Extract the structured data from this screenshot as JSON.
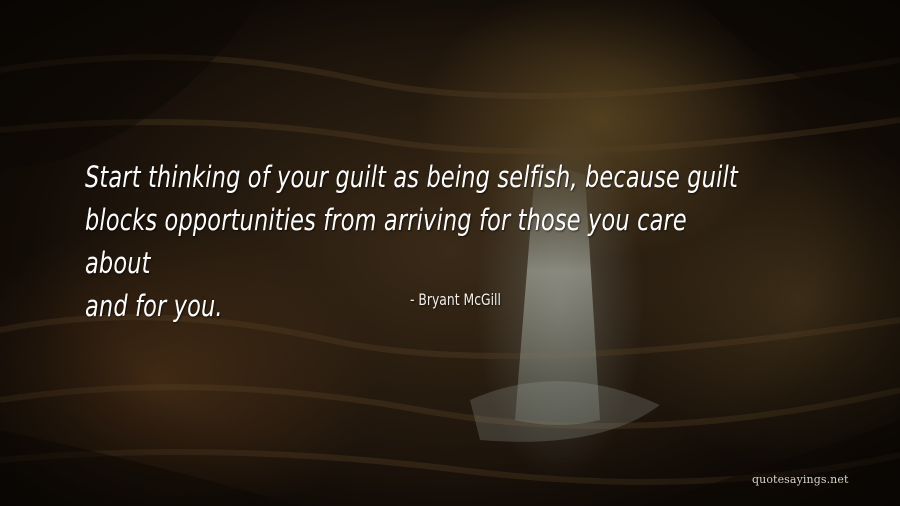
{
  "quote": {
    "line1": "Start thinking of your guilt as being selfish, because guilt",
    "line2": "blocks opportunities from arriving for those you care about",
    "line3": "and for you."
  },
  "author": "- Bryant McGill",
  "watermark": "quotesayings.net",
  "colors": {
    "text": "#ffffff",
    "background_dark": "#140d07",
    "background_rock": "#3a2a18"
  }
}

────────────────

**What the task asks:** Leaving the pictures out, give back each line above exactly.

**Result of this task:**
Extract the structured data from this screenshot as JSON.
{
  "quote": {
    "line1": "Start thinking of your guilt as being selfish, because guilt",
    "line2": "blocks opportunities from arriving for those you care about",
    "line3": "and for you."
  },
  "author": "- Bryant McGill",
  "watermark": "quotesayings.net",
  "colors": {
    "text": "#ffffff",
    "background_dark": "#140d07",
    "background_rock": "#3a2a18"
  }
}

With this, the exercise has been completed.